Is there a shed antler hunting season?
In a recent post on its website, CPW reminded outdoor enthusiasts of all kinds that, “collection of shed antlers on all public lands west of Interstate 25 is prohibited from Jan. 1 through April 30.”
While the regulation is specifically for public lands, CPW reminded people that it is also illegal to collect on private land without lawful access to the land.
“These regulations will be most effective and have the greatest positive impact on our wintering wildlife when we work together within our communities to monitor and enforce them,” Area Wildlife Manager Brandon Diamond of Gunnison said in an email from the organization. “Don’t tolerate the behavior of those that would cheat. Let’s make sure we are all doing what’s best for wildlife and help give them a break during their toughest time of year.”
This prohibition was put in place in 2018 and includes additional restrictions for the Gunnison Basin where it is illegal to search for or possess antlers on public lands between sunset and 10 a.m. from May 1 through May 15.

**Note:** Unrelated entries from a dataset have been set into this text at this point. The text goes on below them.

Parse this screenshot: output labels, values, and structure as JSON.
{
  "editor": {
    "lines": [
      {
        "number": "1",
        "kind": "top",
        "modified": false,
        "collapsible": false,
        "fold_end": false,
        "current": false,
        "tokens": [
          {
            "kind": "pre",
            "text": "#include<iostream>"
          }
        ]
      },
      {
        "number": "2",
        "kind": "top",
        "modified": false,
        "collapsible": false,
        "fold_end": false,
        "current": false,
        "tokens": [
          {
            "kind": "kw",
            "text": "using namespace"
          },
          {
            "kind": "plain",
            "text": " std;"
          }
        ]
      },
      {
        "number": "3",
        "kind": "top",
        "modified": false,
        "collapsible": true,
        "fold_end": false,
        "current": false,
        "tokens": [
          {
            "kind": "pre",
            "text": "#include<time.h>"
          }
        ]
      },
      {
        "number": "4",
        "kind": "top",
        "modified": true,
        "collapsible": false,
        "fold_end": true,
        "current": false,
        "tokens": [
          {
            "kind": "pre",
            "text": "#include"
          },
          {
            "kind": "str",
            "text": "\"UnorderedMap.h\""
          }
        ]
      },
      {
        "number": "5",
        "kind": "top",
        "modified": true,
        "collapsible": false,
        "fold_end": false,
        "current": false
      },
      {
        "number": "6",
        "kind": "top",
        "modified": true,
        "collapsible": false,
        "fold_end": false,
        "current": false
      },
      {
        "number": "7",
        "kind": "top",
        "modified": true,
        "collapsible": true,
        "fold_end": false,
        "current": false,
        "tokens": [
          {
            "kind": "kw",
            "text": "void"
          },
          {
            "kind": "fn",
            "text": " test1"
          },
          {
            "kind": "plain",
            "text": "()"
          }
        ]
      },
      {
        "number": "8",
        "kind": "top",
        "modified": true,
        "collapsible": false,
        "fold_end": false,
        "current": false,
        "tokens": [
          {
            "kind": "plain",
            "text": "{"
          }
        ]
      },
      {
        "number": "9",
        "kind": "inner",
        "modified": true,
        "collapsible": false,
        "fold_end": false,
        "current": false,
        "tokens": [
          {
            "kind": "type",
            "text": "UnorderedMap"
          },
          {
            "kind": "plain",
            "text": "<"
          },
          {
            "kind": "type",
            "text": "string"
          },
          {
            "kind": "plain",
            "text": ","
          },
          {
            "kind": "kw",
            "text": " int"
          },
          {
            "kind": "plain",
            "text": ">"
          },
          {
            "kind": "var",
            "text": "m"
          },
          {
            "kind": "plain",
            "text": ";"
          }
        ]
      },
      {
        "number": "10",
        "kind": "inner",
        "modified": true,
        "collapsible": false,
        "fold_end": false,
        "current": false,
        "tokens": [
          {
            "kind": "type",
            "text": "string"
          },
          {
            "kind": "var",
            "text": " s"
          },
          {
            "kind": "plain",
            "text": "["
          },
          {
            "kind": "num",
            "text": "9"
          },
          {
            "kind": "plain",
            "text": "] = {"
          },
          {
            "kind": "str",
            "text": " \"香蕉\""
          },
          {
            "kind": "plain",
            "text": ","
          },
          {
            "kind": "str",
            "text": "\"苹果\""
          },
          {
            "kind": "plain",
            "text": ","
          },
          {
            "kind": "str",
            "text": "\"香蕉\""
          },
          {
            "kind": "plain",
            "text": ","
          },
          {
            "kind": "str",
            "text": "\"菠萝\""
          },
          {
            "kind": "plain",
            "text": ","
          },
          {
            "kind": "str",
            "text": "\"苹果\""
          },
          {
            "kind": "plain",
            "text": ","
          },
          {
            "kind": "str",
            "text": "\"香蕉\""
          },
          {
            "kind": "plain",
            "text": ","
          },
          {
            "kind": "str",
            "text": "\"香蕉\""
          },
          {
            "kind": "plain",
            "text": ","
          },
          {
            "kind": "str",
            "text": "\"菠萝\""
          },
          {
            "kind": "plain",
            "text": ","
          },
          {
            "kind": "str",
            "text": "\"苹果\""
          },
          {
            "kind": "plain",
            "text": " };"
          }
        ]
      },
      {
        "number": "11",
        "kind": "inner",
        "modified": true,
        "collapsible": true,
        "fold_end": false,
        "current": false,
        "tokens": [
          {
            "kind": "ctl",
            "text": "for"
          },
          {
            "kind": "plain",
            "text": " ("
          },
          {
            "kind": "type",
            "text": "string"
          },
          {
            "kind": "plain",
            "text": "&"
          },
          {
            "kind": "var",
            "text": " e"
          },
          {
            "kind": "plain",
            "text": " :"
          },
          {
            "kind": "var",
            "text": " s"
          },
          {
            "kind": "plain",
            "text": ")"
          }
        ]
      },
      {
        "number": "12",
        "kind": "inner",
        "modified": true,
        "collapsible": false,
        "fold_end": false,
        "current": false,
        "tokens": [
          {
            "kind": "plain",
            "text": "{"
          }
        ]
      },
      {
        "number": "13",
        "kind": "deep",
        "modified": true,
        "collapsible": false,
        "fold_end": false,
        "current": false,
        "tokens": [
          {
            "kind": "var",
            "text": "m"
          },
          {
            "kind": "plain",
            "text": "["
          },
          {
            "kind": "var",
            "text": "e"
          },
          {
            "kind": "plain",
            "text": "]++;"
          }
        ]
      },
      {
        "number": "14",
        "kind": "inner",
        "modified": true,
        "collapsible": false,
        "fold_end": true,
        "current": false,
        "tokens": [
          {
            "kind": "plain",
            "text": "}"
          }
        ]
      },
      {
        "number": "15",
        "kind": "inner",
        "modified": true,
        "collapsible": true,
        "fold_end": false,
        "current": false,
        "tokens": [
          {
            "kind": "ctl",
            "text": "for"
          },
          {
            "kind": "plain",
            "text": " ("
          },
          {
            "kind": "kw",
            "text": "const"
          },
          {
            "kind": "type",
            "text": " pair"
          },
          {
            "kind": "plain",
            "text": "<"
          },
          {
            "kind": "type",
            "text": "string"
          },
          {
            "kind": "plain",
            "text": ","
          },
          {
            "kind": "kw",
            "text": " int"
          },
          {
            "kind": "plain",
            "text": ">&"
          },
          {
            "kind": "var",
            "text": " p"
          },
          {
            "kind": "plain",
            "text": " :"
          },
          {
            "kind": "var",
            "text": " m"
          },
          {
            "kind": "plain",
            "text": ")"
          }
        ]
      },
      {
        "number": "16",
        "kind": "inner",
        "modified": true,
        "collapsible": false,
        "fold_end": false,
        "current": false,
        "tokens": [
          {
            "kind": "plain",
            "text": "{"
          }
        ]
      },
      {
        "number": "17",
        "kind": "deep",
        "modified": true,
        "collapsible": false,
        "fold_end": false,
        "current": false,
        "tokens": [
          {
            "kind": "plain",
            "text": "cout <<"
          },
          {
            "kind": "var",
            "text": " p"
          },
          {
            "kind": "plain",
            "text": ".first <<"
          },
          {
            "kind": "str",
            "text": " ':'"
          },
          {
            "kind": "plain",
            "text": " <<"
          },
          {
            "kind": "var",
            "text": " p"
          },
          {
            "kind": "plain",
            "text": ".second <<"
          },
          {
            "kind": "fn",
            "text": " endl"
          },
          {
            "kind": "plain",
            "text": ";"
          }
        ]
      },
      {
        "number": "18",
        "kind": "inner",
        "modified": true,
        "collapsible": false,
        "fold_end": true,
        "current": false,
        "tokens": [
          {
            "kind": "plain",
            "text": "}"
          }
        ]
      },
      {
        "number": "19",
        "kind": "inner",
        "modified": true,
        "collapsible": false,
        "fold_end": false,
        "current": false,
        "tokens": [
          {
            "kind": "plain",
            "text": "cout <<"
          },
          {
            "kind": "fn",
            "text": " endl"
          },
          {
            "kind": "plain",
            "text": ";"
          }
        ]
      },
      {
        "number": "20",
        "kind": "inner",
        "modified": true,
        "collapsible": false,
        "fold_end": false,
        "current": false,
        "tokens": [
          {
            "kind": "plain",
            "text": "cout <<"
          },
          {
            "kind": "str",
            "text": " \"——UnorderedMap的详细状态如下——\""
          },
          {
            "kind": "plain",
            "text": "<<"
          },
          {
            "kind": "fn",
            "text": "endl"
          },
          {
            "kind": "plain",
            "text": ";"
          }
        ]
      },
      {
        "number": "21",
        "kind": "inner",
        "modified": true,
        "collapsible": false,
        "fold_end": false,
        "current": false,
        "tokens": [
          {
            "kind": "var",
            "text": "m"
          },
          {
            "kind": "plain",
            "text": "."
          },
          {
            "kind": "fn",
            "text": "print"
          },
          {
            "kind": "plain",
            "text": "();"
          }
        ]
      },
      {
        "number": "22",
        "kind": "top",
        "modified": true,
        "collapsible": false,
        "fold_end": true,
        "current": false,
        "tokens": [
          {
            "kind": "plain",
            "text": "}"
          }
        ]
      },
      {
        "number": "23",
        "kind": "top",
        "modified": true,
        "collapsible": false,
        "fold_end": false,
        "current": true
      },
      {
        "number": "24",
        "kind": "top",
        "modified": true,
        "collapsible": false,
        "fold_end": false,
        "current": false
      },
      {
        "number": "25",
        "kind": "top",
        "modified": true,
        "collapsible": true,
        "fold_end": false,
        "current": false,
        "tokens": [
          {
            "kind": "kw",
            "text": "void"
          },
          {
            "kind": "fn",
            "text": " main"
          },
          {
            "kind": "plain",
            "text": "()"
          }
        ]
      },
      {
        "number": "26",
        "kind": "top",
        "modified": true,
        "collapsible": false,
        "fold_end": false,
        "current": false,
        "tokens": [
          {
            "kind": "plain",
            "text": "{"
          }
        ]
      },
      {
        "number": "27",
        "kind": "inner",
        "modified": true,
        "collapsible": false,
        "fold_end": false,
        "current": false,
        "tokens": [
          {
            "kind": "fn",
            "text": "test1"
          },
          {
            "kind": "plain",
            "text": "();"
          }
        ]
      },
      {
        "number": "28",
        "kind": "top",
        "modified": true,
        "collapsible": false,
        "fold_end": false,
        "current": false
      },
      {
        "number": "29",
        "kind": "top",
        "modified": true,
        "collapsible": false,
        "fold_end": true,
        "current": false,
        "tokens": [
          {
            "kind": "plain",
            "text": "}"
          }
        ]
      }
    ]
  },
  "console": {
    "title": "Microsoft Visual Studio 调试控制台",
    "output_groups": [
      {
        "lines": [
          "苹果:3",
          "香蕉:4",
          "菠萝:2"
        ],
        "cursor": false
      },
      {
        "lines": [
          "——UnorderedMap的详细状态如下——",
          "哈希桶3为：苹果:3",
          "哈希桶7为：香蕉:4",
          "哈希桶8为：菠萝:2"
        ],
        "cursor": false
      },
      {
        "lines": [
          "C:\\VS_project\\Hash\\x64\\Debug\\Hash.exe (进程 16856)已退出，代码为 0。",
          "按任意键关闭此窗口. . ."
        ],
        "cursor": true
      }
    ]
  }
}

What are the penalties for breaking shed antler hunting rules?
According to CPW, the priority for officers is to educate the public about the impact on nature that removing these antlers can have, but there is also a $137 fee per violation that can be issued to anyone caught breaking the prohibition.
“Comparing shed antler hunting to other forms of recreation isn’t necessarily an apples-to-apples comparison. Shed hunters specifically target our best winter-range habitats where animals are or have been, and the activity is more popular than ever, leading to an increasingly competitive environment. As conservation-minded, big-game enthusiasts, it’s one place where we can collectively minimize potential impacts to wintering wildlife,” Diamond said.
Violations can also include points against any license issued by CPW such as hunting or fishing.